* INSTRUCTIONS FOR THE TASK: Report every line of the records below that contains the word "Stop".

* DATA SUPPLIED:
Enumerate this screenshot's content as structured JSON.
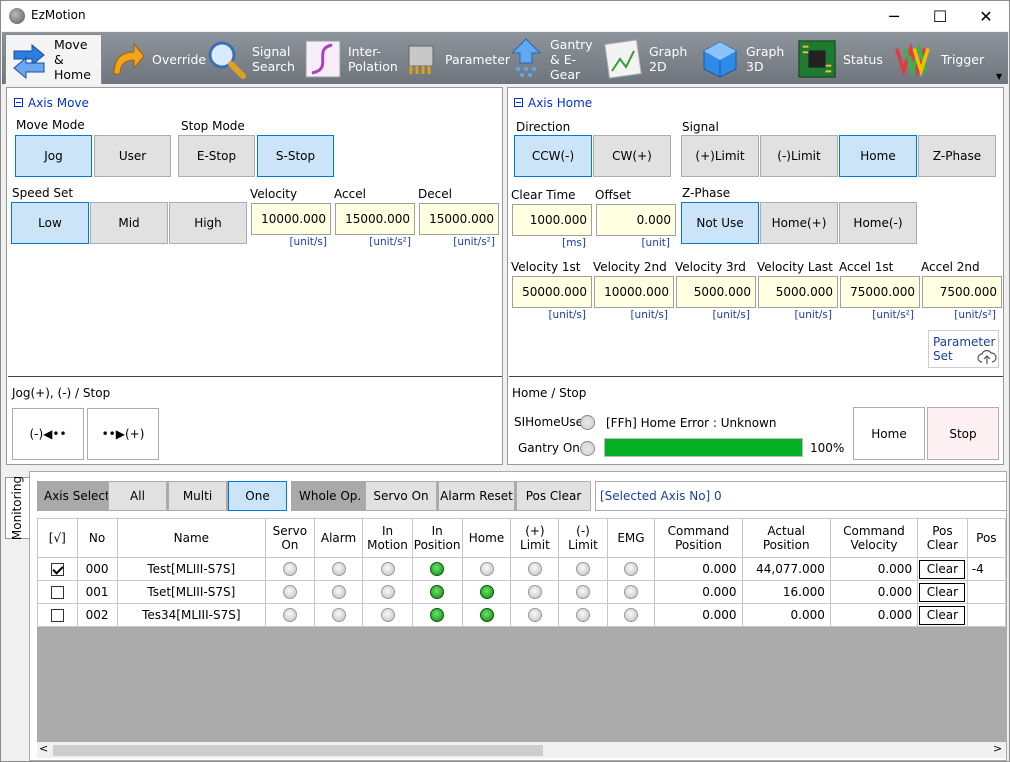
{
  "window": {
    "title": "EzMotion",
    "minimize": "─",
    "maximize": "☐",
    "close": "✕"
  },
  "toolbar": [
    {
      "id": "move-home",
      "line1": "Move",
      "line2": "& Home",
      "icon": "arrows-icon"
    },
    {
      "id": "override",
      "line1": "Override",
      "line2": "",
      "icon": "override-arrow-icon"
    },
    {
      "id": "signal-search",
      "line1": "Signal",
      "line2": "Search",
      "icon": "magnifier-icon"
    },
    {
      "id": "interpolation",
      "line1": "Inter-",
      "line2": "Polation",
      "icon": "curve-icon"
    },
    {
      "id": "parameter",
      "line1": "Parameter",
      "line2": "",
      "icon": "chip-icon"
    },
    {
      "id": "gantry",
      "line1": "Gantry",
      "line2": "& E-Gear",
      "icon": "gantry-icon"
    },
    {
      "id": "graph2d",
      "line1": "Graph",
      "line2": "2D",
      "icon": "graph2d-icon"
    },
    {
      "id": "graph3d",
      "line1": "Graph",
      "line2": "3D",
      "icon": "cube-icon"
    },
    {
      "id": "status",
      "line1": "Status",
      "line2": "",
      "icon": "board-icon"
    },
    {
      "id": "trigger",
      "line1": "Trigger",
      "line2": "",
      "icon": "wave-icon"
    }
  ],
  "axis_move": {
    "title": "Axis Move",
    "move_mode_label": "Move Mode",
    "jog": "Jog",
    "user": "User",
    "stop_mode_label": "Stop Mode",
    "estop": "E-Stop",
    "sstop": "S-Stop",
    "speed_set_label": "Speed Set",
    "low": "Low",
    "mid": "Mid",
    "high": "High",
    "velocity_label": "Velocity",
    "velocity": "10000.000",
    "velocity_unit": "[unit/s]",
    "accel_label": "Accel",
    "accel": "15000.000",
    "accel_unit": "[unit/s²]",
    "decel_label": "Decel",
    "decel": "15000.000",
    "decel_unit": "[unit/s²]",
    "jog_section": "Jog(+), (-) / Stop",
    "jog_minus": "(-)◀••",
    "jog_plus": "••▶(+)"
  },
  "axis_home": {
    "title": "Axis Home",
    "direction_label": "Direction",
    "ccw": "CCW(-)",
    "cw": "CW(+)",
    "signal_label": "Signal",
    "plus_limit": "(+)Limit",
    "minus_limit": "(-)Limit",
    "home": "Home",
    "zphase": "Z-Phase",
    "clear_time_label": "Clear Time",
    "clear_time": "1000.000",
    "clear_time_unit": "[ms]",
    "offset_label": "Offset",
    "offset": "0.000",
    "offset_unit": "[unit]",
    "zphase_label": "Z-Phase",
    "not_use": "Not Use",
    "home_plus": "Home(+)",
    "home_minus": "Home(-)",
    "vel1_label": "Velocity 1st",
    "vel1": "50000.000",
    "vel1_unit": "[unit/s]",
    "vel2_label": "Velocity 2nd",
    "vel2": "10000.000",
    "vel2_unit": "[unit/s]",
    "vel3_label": "Velocity 3rd",
    "vel3": "5000.000",
    "vel3_unit": "[unit/s]",
    "vellast_label": "Velocity Last",
    "vellast": "5000.000",
    "vellast_unit": "[unit/s]",
    "acc1_label": "Accel 1st",
    "acc1": "75000.000",
    "acc1_unit": "[unit/s²]",
    "acc2_label": "Accel 2nd",
    "acc2": "7500.000",
    "acc2_unit": "[unit/s²]",
    "param_set_line1": "Parameter",
    "param_set_line2": "Set",
    "home_stop_section": "Home / Stop",
    "sihomeuse_label": "SIHomeUse",
    "status_text": "[FFh] Home Error : Unknown",
    "gantry_on_label": "Gantry On",
    "progress": 1.0,
    "progress_text": "100%",
    "home_btn": "Home",
    "stop_btn": "Stop"
  },
  "monitoring": {
    "tab": "Monitoring",
    "axis_select": "Axis Select",
    "all": "All",
    "multi": "Multi",
    "one": "One",
    "whole_op": "Whole Op.",
    "servo_on": "Servo On",
    "alarm_reset": "Alarm Reset",
    "pos_clear": "Pos Clear",
    "selected_axis": "[Selected Axis No] 0"
  },
  "table": {
    "headers": [
      {
        "l1": "[√]",
        "l2": ""
      },
      {
        "l1": "No",
        "l2": ""
      },
      {
        "l1": "Name",
        "l2": ""
      },
      {
        "l1": "Servo",
        "l2": "On"
      },
      {
        "l1": "Alarm",
        "l2": ""
      },
      {
        "l1": "In",
        "l2": "Motion"
      },
      {
        "l1": "In",
        "l2": "Position"
      },
      {
        "l1": "Home",
        "l2": ""
      },
      {
        "l1": "(+)",
        "l2": "Limit"
      },
      {
        "l1": "(-)",
        "l2": "Limit"
      },
      {
        "l1": "EMG",
        "l2": ""
      },
      {
        "l1": "Command",
        "l2": "Position"
      },
      {
        "l1": "Actual",
        "l2": "Position"
      },
      {
        "l1": "Command",
        "l2": "Velocity"
      },
      {
        "l1": "Pos",
        "l2": "Clear"
      },
      {
        "l1": "Pos",
        "l2": ""
      }
    ],
    "rows": [
      {
        "checked": true,
        "no": "000",
        "name": "Test[MLIII-S7S]",
        "servo": false,
        "alarm": false,
        "motion": false,
        "inpos": true,
        "home": false,
        "plimit": false,
        "mlimit": false,
        "emg": false,
        "cmdpos": "0.000",
        "actpos": "44,077.000",
        "cmdvel": "0.000",
        "clear": "Clear",
        "extra": "-4"
      },
      {
        "checked": false,
        "no": "001",
        "name": "Tset[MLIII-S7S]",
        "servo": false,
        "alarm": false,
        "motion": false,
        "inpos": true,
        "home": true,
        "plimit": false,
        "mlimit": false,
        "emg": false,
        "cmdpos": "0.000",
        "actpos": "16.000",
        "cmdvel": "0.000",
        "clear": "Clear",
        "extra": ""
      },
      {
        "checked": false,
        "no": "002",
        "name": "Tes34[MLIII-S7S]",
        "servo": false,
        "alarm": false,
        "motion": false,
        "inpos": true,
        "home": true,
        "plimit": false,
        "mlimit": false,
        "emg": false,
        "cmdpos": "0.000",
        "actpos": "0.000",
        "cmdvel": "0.000",
        "clear": "Clear",
        "extra": ""
      }
    ]
  },
  "scroll": {
    "left": "<",
    "right": ">",
    "up": "▲",
    "down": "▼"
  }
}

* ANSWER FOR THIS EXERCISE:
    "stop_mode_label": "Stop Mode",
    "estop": "E-Stop",
    "sstop": "S-Stop",
    "jog_section": "Jog(+), (-) / Stop",
    "home_stop_section": "Home / Stop",
    "stop_btn": "Stop"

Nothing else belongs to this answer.